Every line below that holds "date" must be copied.
═══ Task data ═══
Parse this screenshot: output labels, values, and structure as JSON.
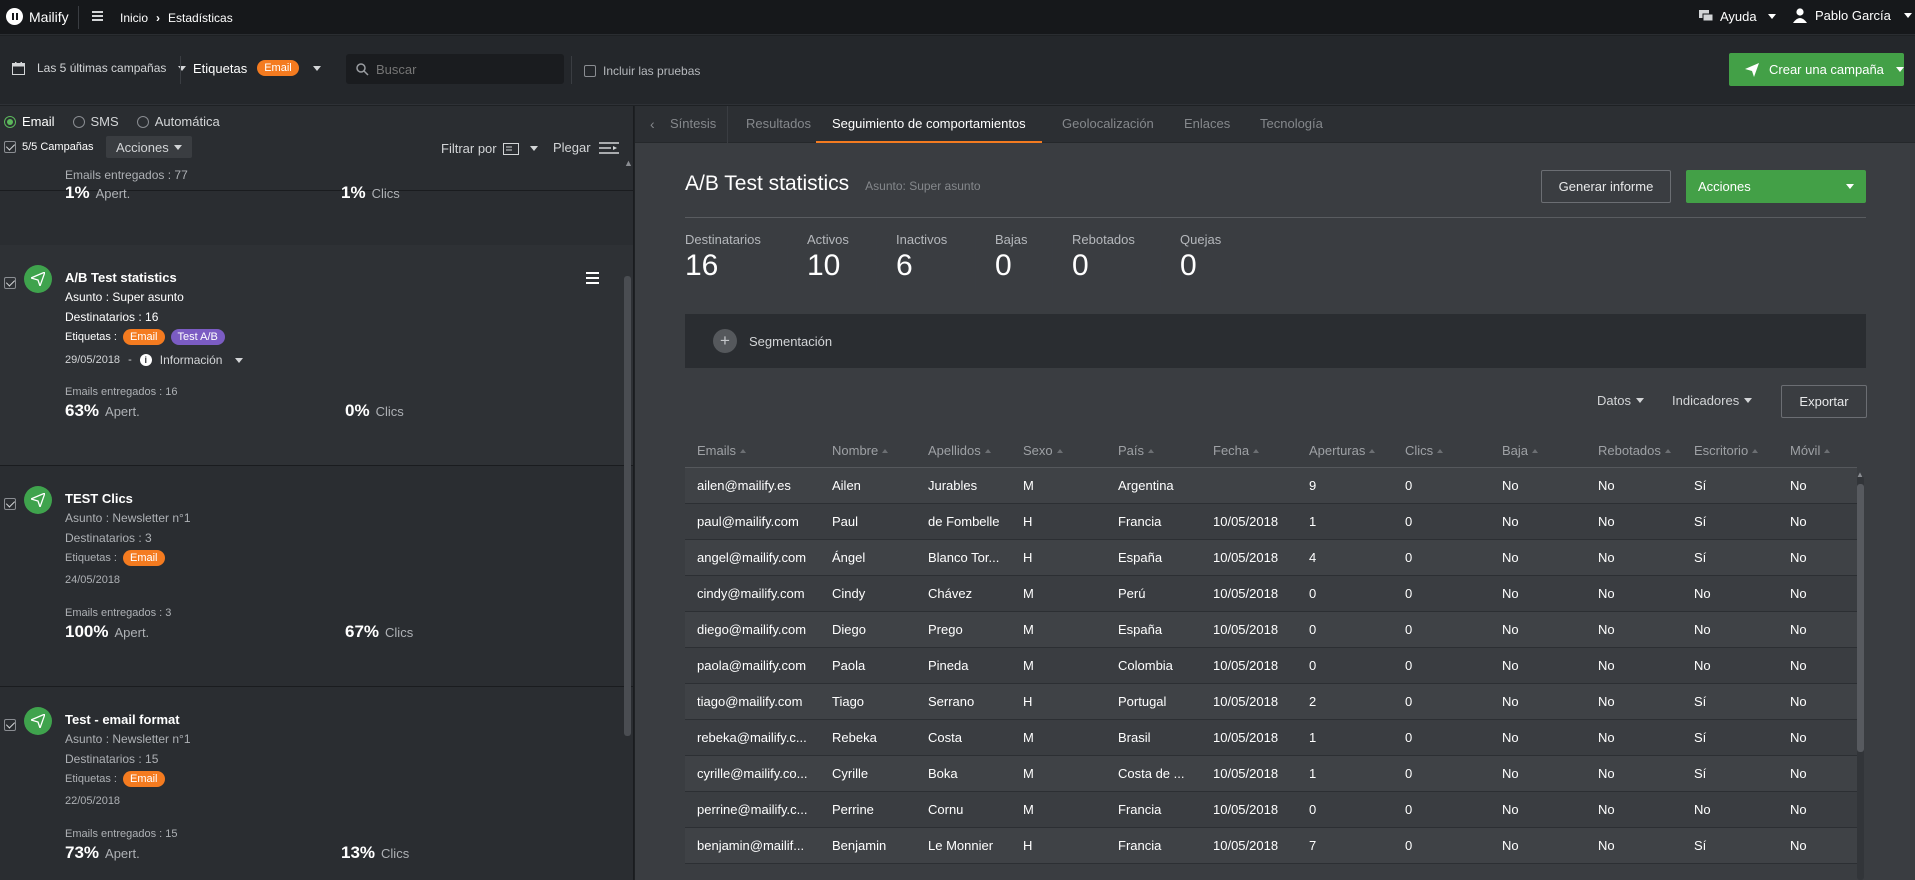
{
  "app": {
    "logo": "Mailify"
  },
  "breadcrumb": {
    "home": "Inicio",
    "current": "Estadísticas"
  },
  "header": {
    "help": "Ayuda",
    "user": "Pablo García"
  },
  "filters": {
    "campaigns_select": "Las 5 últimas campañas",
    "tags_label": "Etiquetas",
    "tag": "Email",
    "search_placeholder": "Buscar",
    "include_tests": "Incluir las pruebas",
    "create_button": "Crear una campaña"
  },
  "left": {
    "types": [
      "Email",
      "SMS",
      "Automática"
    ],
    "count": "5/5 Campañas",
    "actions": "Acciones",
    "filter_by": "Filtrar por",
    "fold": "Plegar"
  },
  "campaigns": [
    {
      "delivered": "Emails entregados : 77",
      "open_pct": "1%",
      "open_lbl": "Apert.",
      "click_pct": "1%",
      "click_lbl": "Clics"
    },
    {
      "title": "A/B Test statistics",
      "subject": "Asunto : Super asunto",
      "recipients": "Destinatarios : 16",
      "tags_lbl": "Etiquetas :",
      "tags": [
        "Email",
        "Test A/B"
      ],
      "date": "29/05/2018",
      "info": "Información",
      "delivered": "Emails entregados : 16",
      "open_pct": "63%",
      "open_lbl": "Apert.",
      "click_pct": "0%",
      "click_lbl": "Clics"
    },
    {
      "title": "TEST Clics",
      "subject": "Asunto : Newsletter n°1",
      "recipients": "Destinatarios : 3",
      "tags_lbl": "Etiquetas :",
      "tags": [
        "Email"
      ],
      "date": "24/05/2018",
      "delivered": "Emails entregados : 3",
      "open_pct": "100%",
      "open_lbl": "Apert.",
      "click_pct": "67%",
      "click_lbl": "Clics"
    },
    {
      "title": "Test - email format",
      "subject": "Asunto : Newsletter n°1",
      "recipients": "Destinatarios : 15",
      "tags_lbl": "Etiquetas :",
      "tags": [
        "Email"
      ],
      "date": "22/05/2018",
      "delivered": "Emails entregados : 15",
      "open_pct": "73%",
      "open_lbl": "Apert.",
      "click_pct": "13%",
      "click_lbl": "Clics"
    }
  ],
  "tabs": [
    "Síntesis",
    "Resultados",
    "Seguimiento de comportamientos",
    "Geolocalización",
    "Enlaces",
    "Tecnología"
  ],
  "detail": {
    "title": "A/B Test statistics",
    "subject": "Asunto: Super asunto",
    "report_button": "Generar informe",
    "actions_button": "Acciones",
    "stats": [
      {
        "label": "Destinatarios",
        "value": "16"
      },
      {
        "label": "Activos",
        "value": "10"
      },
      {
        "label": "Inactivos",
        "value": "6"
      },
      {
        "label": "Bajas",
        "value": "0"
      },
      {
        "label": "Rebotados",
        "value": "0"
      },
      {
        "label": "Quejas",
        "value": "0"
      }
    ],
    "segmentation": "Segmentación",
    "data_dd": "Datos",
    "indicators_dd": "Indicadores",
    "export_button": "Exportar"
  },
  "table": {
    "columns": [
      "Emails",
      "Nombre",
      "Apellidos",
      "Sexo",
      "País",
      "Fecha",
      "Aperturas",
      "Clics",
      "Baja",
      "Rebotados",
      "Escritorio",
      "Móvil"
    ],
    "rows": [
      [
        "ailen@mailify.es",
        "Ailen",
        "Jurables",
        "M",
        "Argentina",
        "",
        "9",
        "0",
        "No",
        "No",
        "Sí",
        "No"
      ],
      [
        "paul@mailify.com",
        "Paul",
        "de Fombelle",
        "H",
        "Francia",
        "10/05/2018",
        "1",
        "0",
        "No",
        "No",
        "Sí",
        "No"
      ],
      [
        "angel@mailify.com",
        "Ángel",
        "Blanco Tor...",
        "H",
        "España",
        "10/05/2018",
        "4",
        "0",
        "No",
        "No",
        "Sí",
        "No"
      ],
      [
        "cindy@mailify.com",
        "Cindy",
        "Chávez",
        "M",
        "Perú",
        "10/05/2018",
        "0",
        "0",
        "No",
        "No",
        "No",
        "No"
      ],
      [
        "diego@mailify.com",
        "Diego",
        "Prego",
        "M",
        "España",
        "10/05/2018",
        "0",
        "0",
        "No",
        "No",
        "No",
        "No"
      ],
      [
        "paola@mailify.com",
        "Paola",
        "Pineda",
        "M",
        "Colombia",
        "10/05/2018",
        "0",
        "0",
        "No",
        "No",
        "No",
        "No"
      ],
      [
        "tiago@mailify.com",
        "Tiago",
        "Serrano",
        "H",
        "Portugal",
        "10/05/2018",
        "2",
        "0",
        "No",
        "No",
        "Sí",
        "No"
      ],
      [
        "rebeka@mailify.c...",
        "Rebeka",
        "Costa",
        "M",
        "Brasil",
        "10/05/2018",
        "1",
        "0",
        "No",
        "No",
        "Sí",
        "No"
      ],
      [
        "cyrille@mailify.co...",
        "Cyrille",
        "Boka",
        "M",
        "Costa de ...",
        "10/05/2018",
        "1",
        "0",
        "No",
        "No",
        "Sí",
        "No"
      ],
      [
        "perrine@mailify.c...",
        "Perrine",
        "Cornu",
        "M",
        "Francia",
        "10/05/2018",
        "0",
        "0",
        "No",
        "No",
        "No",
        "No"
      ],
      [
        "benjamin@mailif...",
        "Benjamin",
        "Le Monnier",
        "H",
        "Francia",
        "10/05/2018",
        "7",
        "0",
        "No",
        "No",
        "Sí",
        "No"
      ]
    ]
  }
}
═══
Solution:
      "date": "29/05/2018",
      "date": "24/05/2018",
      "date": "22/05/2018",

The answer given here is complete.